Since these changes are so sweeping and could result in significant increases in or decreases in tax liabilities, I believe most clients will benefit from a review of their 2017 tax liability and some sort of projection of their 2018 liability. At a minimum, I recommend communicating with clients that the impact of this tax law is hard to determine without having a formal discussion and review of their finances before the end of the year.

Itemized deductions

Given the substantial increase in the standard deduction, it's quite possible that most taxpayers will elect it over itemized deductions. However, there may be opportunities to proactively "bunch" itemized deductions from two years into one year such that the total exceeds the standard deduction for appropriate clients. Consider the following:

• Accelerating qualified medical expense payments into 2018 from 2019 might be beneficial since the medical expense deduction threshold is 7.5% of AGI in 2018 vs 10% in 2019.

• State and local tax deductions are limited to $10,000 per year.

• The mortgage interest expense deduction is reduced to $750,000 (on post-Dec. 15, 2017 loans) from the prior cap of $1 million, and interest on most home equity loans is no longer deductible beginning in 2018. Evaluate if clients should refinance a mortgage to pay off a home-equity loan.

• The charitable contribution (cash) limitation increases from 50 percent of AGI to 60 percent in 2018. For charitably minded clients, consider introducing the idea of contributing to a donor-advised fund, where a relatively large one-time gift can be deposited in 2018 and distributed over multiple years in the future.

• Miscellaneous itemized deductions have been eliminated. Investment management fees once paid with after-tax funds to secure the tax deduction might now be allocated between IRA and after-tax funds.
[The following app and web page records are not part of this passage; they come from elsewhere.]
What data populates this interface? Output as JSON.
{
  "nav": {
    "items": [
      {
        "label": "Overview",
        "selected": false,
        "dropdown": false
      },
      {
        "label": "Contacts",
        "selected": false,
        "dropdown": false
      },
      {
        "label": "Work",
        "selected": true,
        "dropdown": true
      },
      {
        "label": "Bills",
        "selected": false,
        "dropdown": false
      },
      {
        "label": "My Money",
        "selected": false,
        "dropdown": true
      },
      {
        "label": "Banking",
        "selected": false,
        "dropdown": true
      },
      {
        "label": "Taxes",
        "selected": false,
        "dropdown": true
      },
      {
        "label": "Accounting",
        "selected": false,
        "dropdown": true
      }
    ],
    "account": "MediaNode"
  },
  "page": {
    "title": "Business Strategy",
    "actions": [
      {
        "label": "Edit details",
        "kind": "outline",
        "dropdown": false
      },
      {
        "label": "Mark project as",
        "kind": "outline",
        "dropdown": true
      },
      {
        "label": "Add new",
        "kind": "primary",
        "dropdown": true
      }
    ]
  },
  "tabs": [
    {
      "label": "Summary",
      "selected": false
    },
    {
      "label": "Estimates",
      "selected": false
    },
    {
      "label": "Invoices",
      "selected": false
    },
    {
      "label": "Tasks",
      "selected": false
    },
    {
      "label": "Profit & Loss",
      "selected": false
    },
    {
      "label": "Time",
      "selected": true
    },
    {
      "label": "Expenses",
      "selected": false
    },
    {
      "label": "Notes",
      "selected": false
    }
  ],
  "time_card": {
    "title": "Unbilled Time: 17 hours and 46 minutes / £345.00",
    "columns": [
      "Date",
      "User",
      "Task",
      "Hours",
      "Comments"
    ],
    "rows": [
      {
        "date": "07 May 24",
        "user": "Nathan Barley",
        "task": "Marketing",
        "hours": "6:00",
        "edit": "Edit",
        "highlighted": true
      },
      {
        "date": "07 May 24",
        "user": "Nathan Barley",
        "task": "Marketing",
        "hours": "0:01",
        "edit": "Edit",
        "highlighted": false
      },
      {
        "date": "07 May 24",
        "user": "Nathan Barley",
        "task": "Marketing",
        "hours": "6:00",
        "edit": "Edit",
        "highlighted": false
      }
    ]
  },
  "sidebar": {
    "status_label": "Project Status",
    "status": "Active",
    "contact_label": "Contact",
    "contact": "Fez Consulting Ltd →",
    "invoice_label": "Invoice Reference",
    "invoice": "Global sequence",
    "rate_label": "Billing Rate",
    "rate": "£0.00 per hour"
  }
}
Consider paying the IRA share of the fee from the IRA, which is also attractive as this might reduce future required minimum distributions.

• The itemized deduction phaseout, for higher income level taxpayers, has been eliminated.
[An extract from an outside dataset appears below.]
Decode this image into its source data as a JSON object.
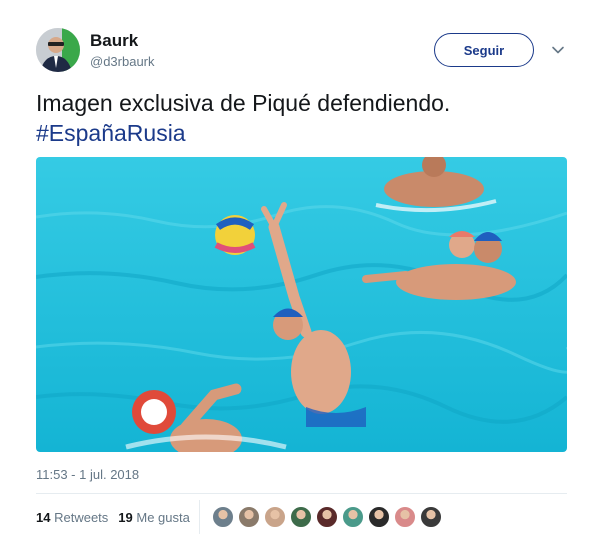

Alternative minimum tax

Exemption amounts have increased by 29 percent for 2018, and the income thresholds at which taxpayers can take at least a partial exemption has increased in 2018 ($781,200 for single filers and $1,437,600 for married filing jointly).